Dataset rows for apps and sites
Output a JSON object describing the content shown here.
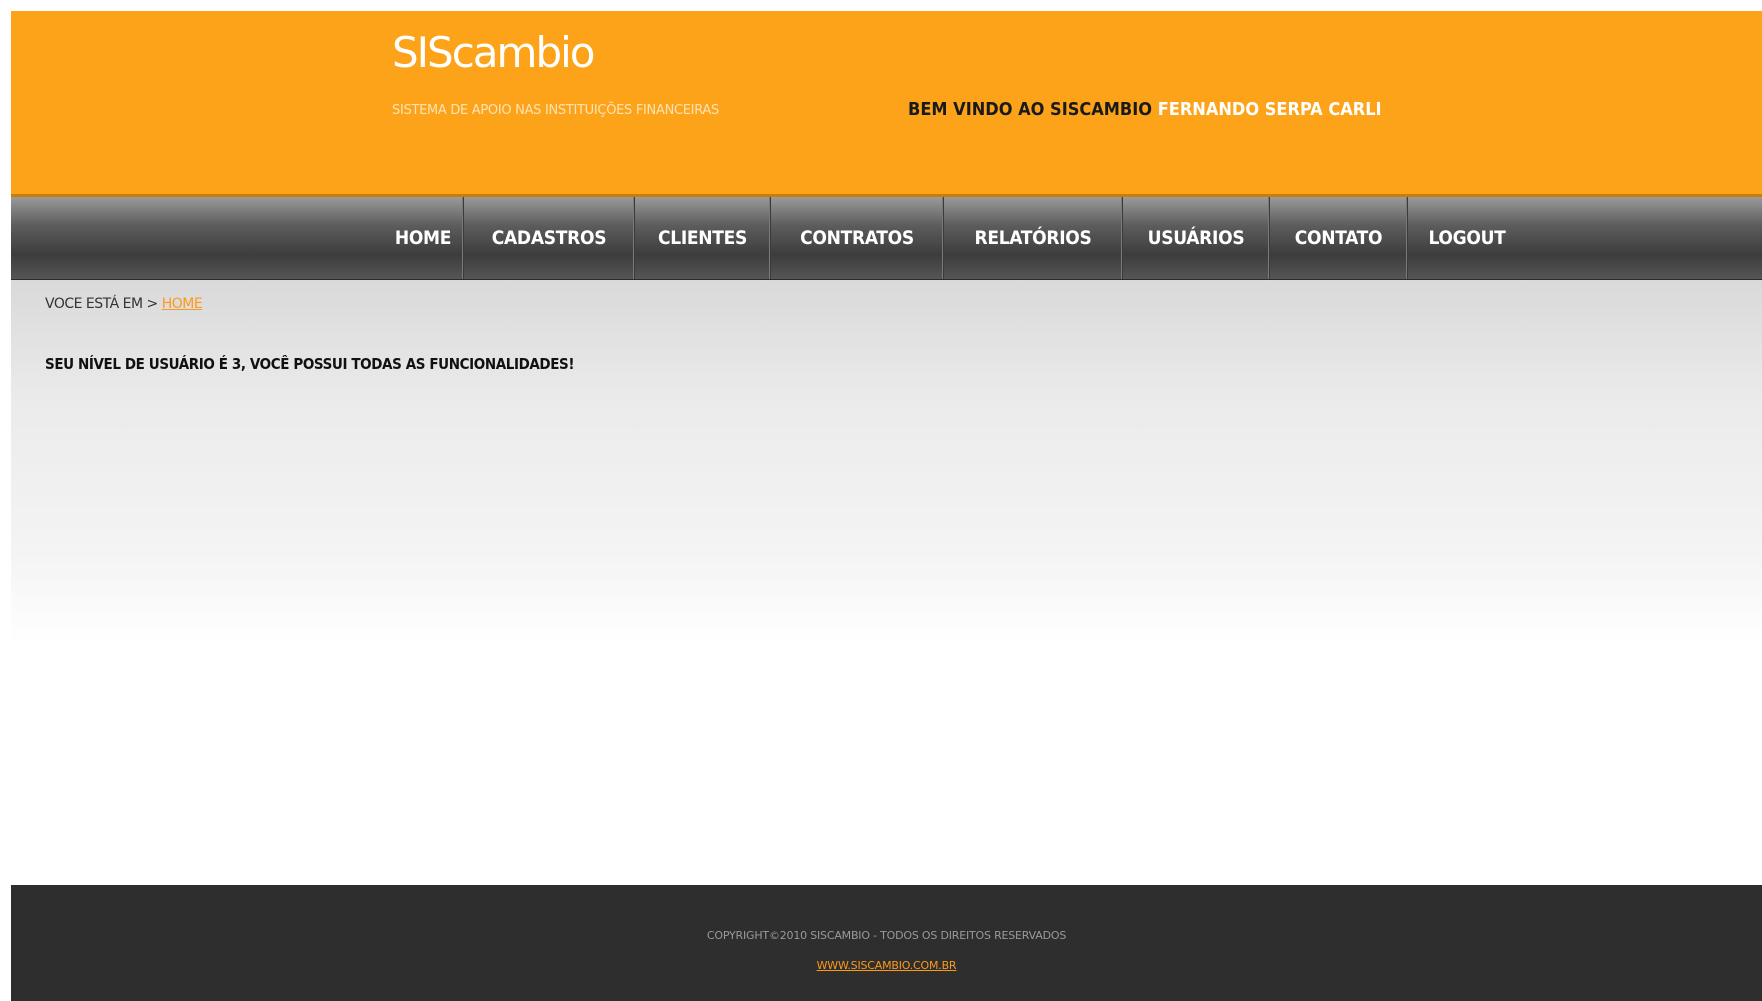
{
  "header": {
    "logo": "SIScambio",
    "tagline": "SISTEMA DE APOIO NAS INSTITUIÇÕES FINANCEIRAS",
    "welcome_prefix": "BEM VINDO AO SISCAMBIO",
    "welcome_user": "FERNANDO SERPA CARLI"
  },
  "nav": {
    "items": [
      {
        "label": "HOME"
      },
      {
        "label": "CADASTROS"
      },
      {
        "label": "CLIENTES"
      },
      {
        "label": "CONTRATOS"
      },
      {
        "label": "RELATÓRIOS"
      },
      {
        "label": "USUÁRIOS"
      },
      {
        "label": "CONTATO"
      },
      {
        "label": "LOGOUT"
      }
    ]
  },
  "content": {
    "breadcrumb_prefix": "VOCE ESTÁ EM >",
    "breadcrumb_link": "HOME",
    "notice": "SEU NÍVEL DE USUÁRIO É 3, VOCÊ POSSUI TODAS AS FUNCIONALIDADES!"
  },
  "footer": {
    "copyright": "COPYRIGHT©2010 SISCAMBIO - TODOS OS DIREITOS RESERVADOS",
    "site_link": "WWW.SISCAMBIO.COM.BR"
  },
  "colors": {
    "header_bg": "#fda31a",
    "nav_bg": "#4a4a4a",
    "accent": "#fd9a1a",
    "footer_bg": "#2e2e2e"
  }
}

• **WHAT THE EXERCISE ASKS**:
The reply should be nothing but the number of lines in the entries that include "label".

• **EXERCISE RESULT**:
8